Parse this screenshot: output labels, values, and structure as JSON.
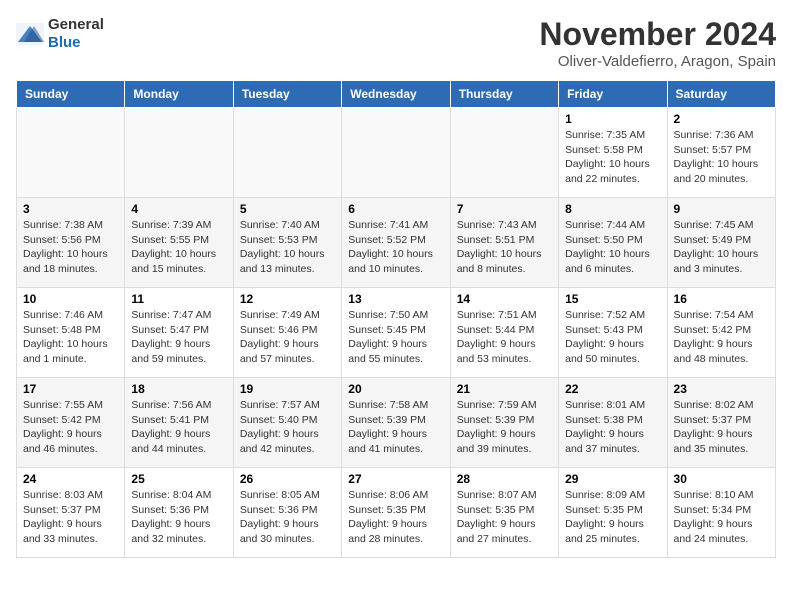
{
  "logo": {
    "text_general": "General",
    "text_blue": "Blue"
  },
  "header": {
    "month_title": "November 2024",
    "location": "Oliver-Valdefierro, Aragon, Spain"
  },
  "weekdays": [
    "Sunday",
    "Monday",
    "Tuesday",
    "Wednesday",
    "Thursday",
    "Friday",
    "Saturday"
  ],
  "weeks": [
    [
      {
        "day": "",
        "info": ""
      },
      {
        "day": "",
        "info": ""
      },
      {
        "day": "",
        "info": ""
      },
      {
        "day": "",
        "info": ""
      },
      {
        "day": "",
        "info": ""
      },
      {
        "day": "1",
        "info": "Sunrise: 7:35 AM\nSunset: 5:58 PM\nDaylight: 10 hours and 22 minutes."
      },
      {
        "day": "2",
        "info": "Sunrise: 7:36 AM\nSunset: 5:57 PM\nDaylight: 10 hours and 20 minutes."
      }
    ],
    [
      {
        "day": "3",
        "info": "Sunrise: 7:38 AM\nSunset: 5:56 PM\nDaylight: 10 hours and 18 minutes."
      },
      {
        "day": "4",
        "info": "Sunrise: 7:39 AM\nSunset: 5:55 PM\nDaylight: 10 hours and 15 minutes."
      },
      {
        "day": "5",
        "info": "Sunrise: 7:40 AM\nSunset: 5:53 PM\nDaylight: 10 hours and 13 minutes."
      },
      {
        "day": "6",
        "info": "Sunrise: 7:41 AM\nSunset: 5:52 PM\nDaylight: 10 hours and 10 minutes."
      },
      {
        "day": "7",
        "info": "Sunrise: 7:43 AM\nSunset: 5:51 PM\nDaylight: 10 hours and 8 minutes."
      },
      {
        "day": "8",
        "info": "Sunrise: 7:44 AM\nSunset: 5:50 PM\nDaylight: 10 hours and 6 minutes."
      },
      {
        "day": "9",
        "info": "Sunrise: 7:45 AM\nSunset: 5:49 PM\nDaylight: 10 hours and 3 minutes."
      }
    ],
    [
      {
        "day": "10",
        "info": "Sunrise: 7:46 AM\nSunset: 5:48 PM\nDaylight: 10 hours and 1 minute."
      },
      {
        "day": "11",
        "info": "Sunrise: 7:47 AM\nSunset: 5:47 PM\nDaylight: 9 hours and 59 minutes."
      },
      {
        "day": "12",
        "info": "Sunrise: 7:49 AM\nSunset: 5:46 PM\nDaylight: 9 hours and 57 minutes."
      },
      {
        "day": "13",
        "info": "Sunrise: 7:50 AM\nSunset: 5:45 PM\nDaylight: 9 hours and 55 minutes."
      },
      {
        "day": "14",
        "info": "Sunrise: 7:51 AM\nSunset: 5:44 PM\nDaylight: 9 hours and 53 minutes."
      },
      {
        "day": "15",
        "info": "Sunrise: 7:52 AM\nSunset: 5:43 PM\nDaylight: 9 hours and 50 minutes."
      },
      {
        "day": "16",
        "info": "Sunrise: 7:54 AM\nSunset: 5:42 PM\nDaylight: 9 hours and 48 minutes."
      }
    ],
    [
      {
        "day": "17",
        "info": "Sunrise: 7:55 AM\nSunset: 5:42 PM\nDaylight: 9 hours and 46 minutes."
      },
      {
        "day": "18",
        "info": "Sunrise: 7:56 AM\nSunset: 5:41 PM\nDaylight: 9 hours and 44 minutes."
      },
      {
        "day": "19",
        "info": "Sunrise: 7:57 AM\nSunset: 5:40 PM\nDaylight: 9 hours and 42 minutes."
      },
      {
        "day": "20",
        "info": "Sunrise: 7:58 AM\nSunset: 5:39 PM\nDaylight: 9 hours and 41 minutes."
      },
      {
        "day": "21",
        "info": "Sunrise: 7:59 AM\nSunset: 5:39 PM\nDaylight: 9 hours and 39 minutes."
      },
      {
        "day": "22",
        "info": "Sunrise: 8:01 AM\nSunset: 5:38 PM\nDaylight: 9 hours and 37 minutes."
      },
      {
        "day": "23",
        "info": "Sunrise: 8:02 AM\nSunset: 5:37 PM\nDaylight: 9 hours and 35 minutes."
      }
    ],
    [
      {
        "day": "24",
        "info": "Sunrise: 8:03 AM\nSunset: 5:37 PM\nDaylight: 9 hours and 33 minutes."
      },
      {
        "day": "25",
        "info": "Sunrise: 8:04 AM\nSunset: 5:36 PM\nDaylight: 9 hours and 32 minutes."
      },
      {
        "day": "26",
        "info": "Sunrise: 8:05 AM\nSunset: 5:36 PM\nDaylight: 9 hours and 30 minutes."
      },
      {
        "day": "27",
        "info": "Sunrise: 8:06 AM\nSunset: 5:35 PM\nDaylight: 9 hours and 28 minutes."
      },
      {
        "day": "28",
        "info": "Sunrise: 8:07 AM\nSunset: 5:35 PM\nDaylight: 9 hours and 27 minutes."
      },
      {
        "day": "29",
        "info": "Sunrise: 8:09 AM\nSunset: 5:35 PM\nDaylight: 9 hours and 25 minutes."
      },
      {
        "day": "30",
        "info": "Sunrise: 8:10 AM\nSunset: 5:34 PM\nDaylight: 9 hours and 24 minutes."
      }
    ]
  ]
}
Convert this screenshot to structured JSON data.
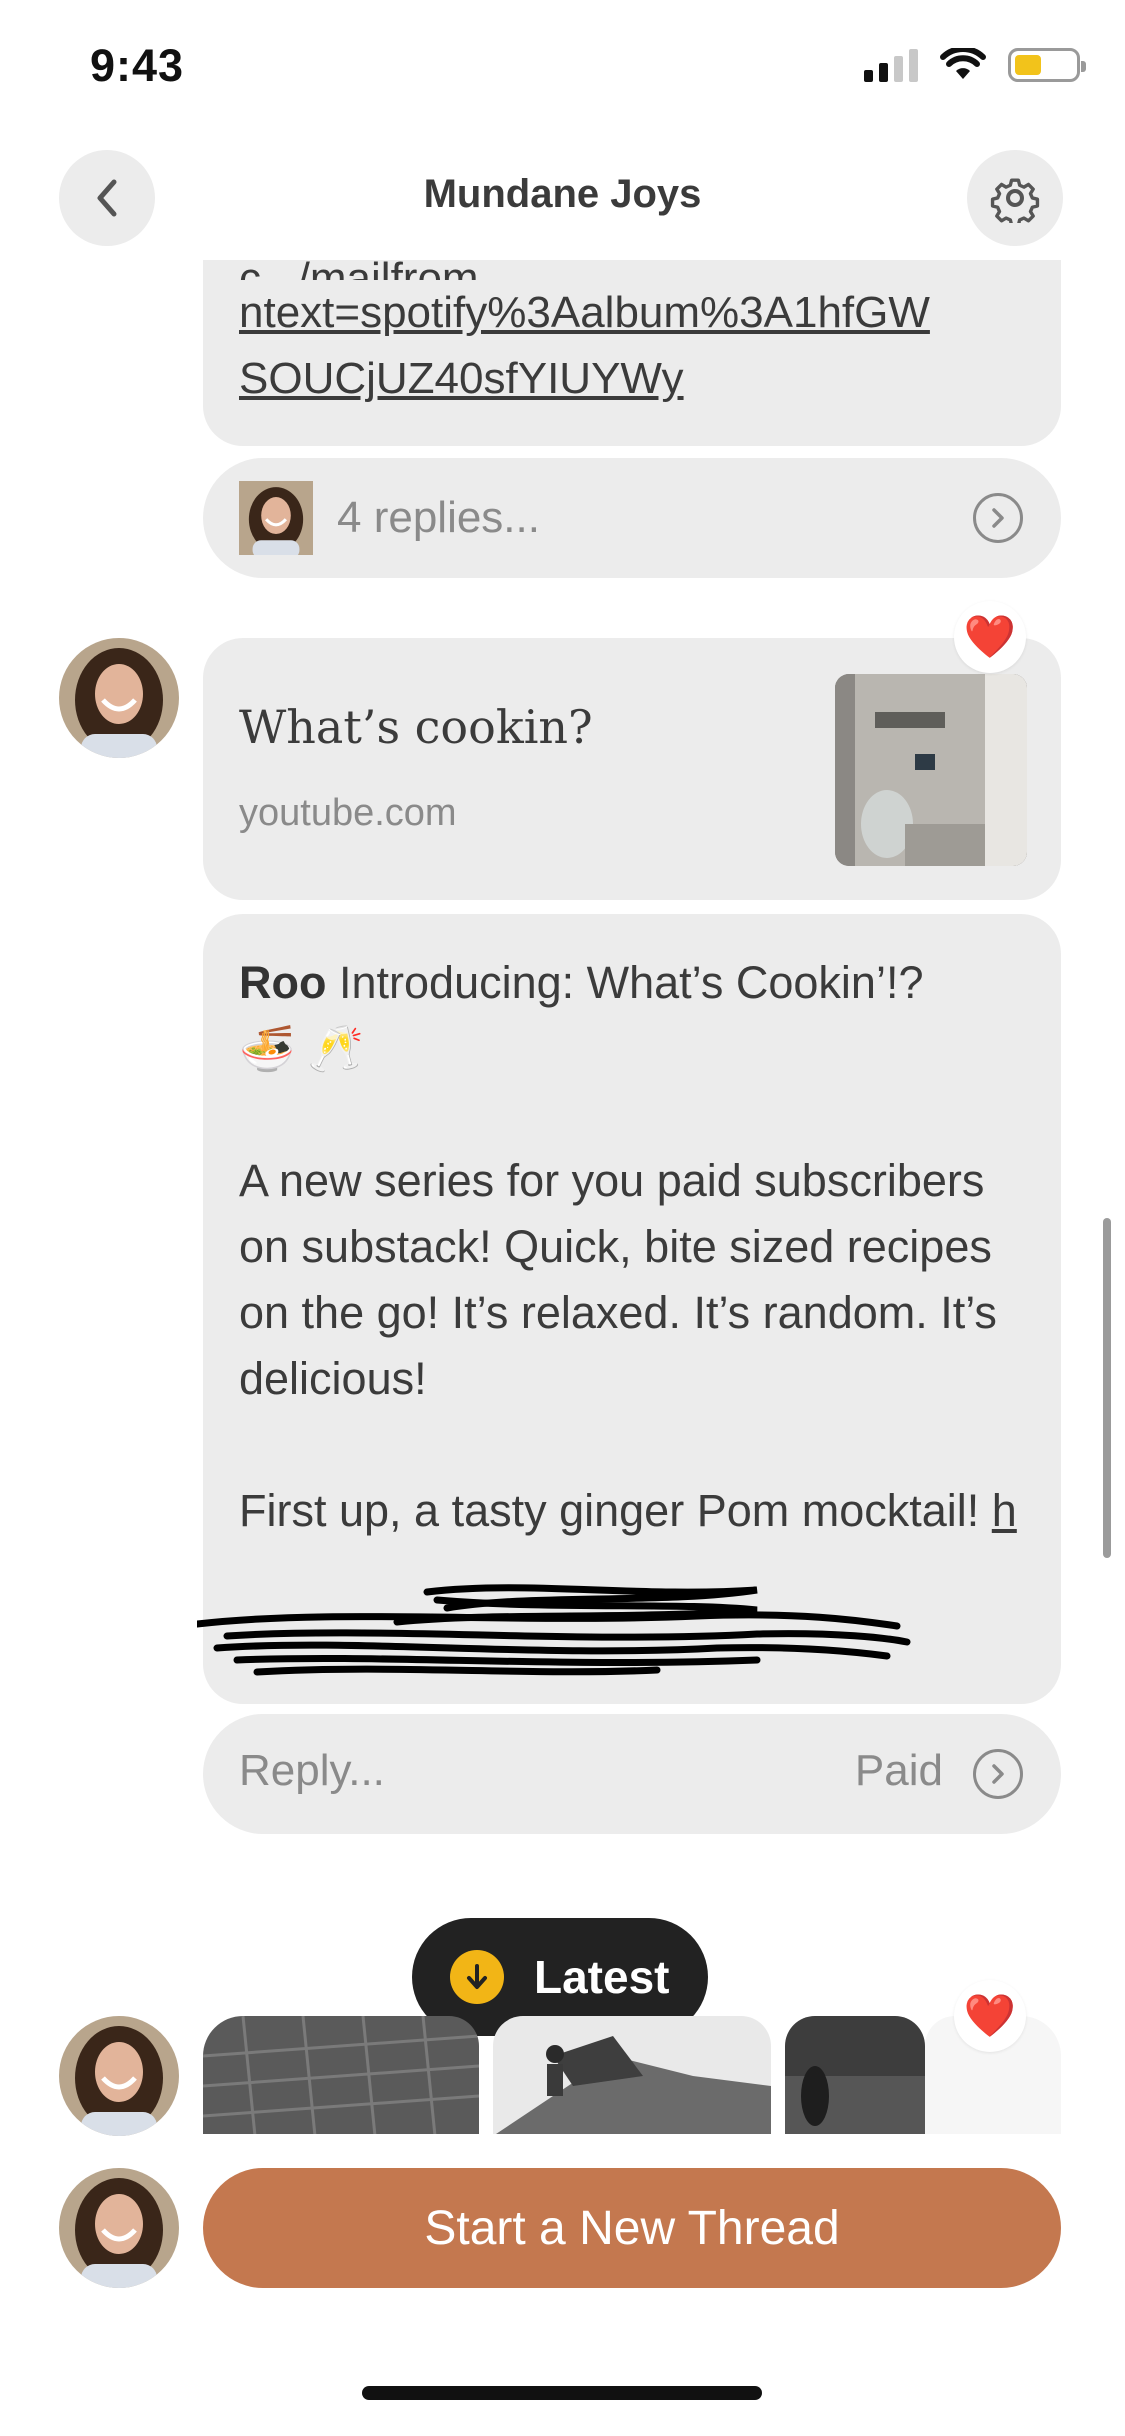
{
  "status_bar": {
    "time": "9:43"
  },
  "header": {
    "title": "Mundane Joys"
  },
  "link_message": {
    "partial_line": "c.../mailfrom...",
    "lines": [
      "ntext=spotify%3Aalbum%3A1hfGW",
      "SOUCjUZ40sfYIUYWy"
    ]
  },
  "replies": {
    "label": "4 replies..."
  },
  "embed": {
    "title": "What’s cookin?",
    "domain": "youtube.com"
  },
  "post": {
    "author": "Roo",
    "intro": "Introducing: What’s Cookin’!?",
    "emojis": "🍜 🥂",
    "body": "A new series for you paid subscribers on substack! Quick, bite sized recipes on the go! It’s relaxed. It’s random. It’s delicious!",
    "closing": "First up, a tasty ginger Pom mocktail!",
    "link_start": "h"
  },
  "reply_bar": {
    "placeholder": "Reply...",
    "badge": "Paid"
  },
  "floating": {
    "latest_label": "Latest"
  },
  "footer": {
    "new_thread_label": "Start a New Thread"
  },
  "reaction": {
    "emoji": "❤️"
  },
  "colors": {
    "accent_button": "#c4784f",
    "card_bg": "#ececec",
    "latest_dot": "#f2b516",
    "pill_bg": "#222222"
  }
}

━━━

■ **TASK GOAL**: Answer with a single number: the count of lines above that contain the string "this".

■ **TASK SOLUTION**: 2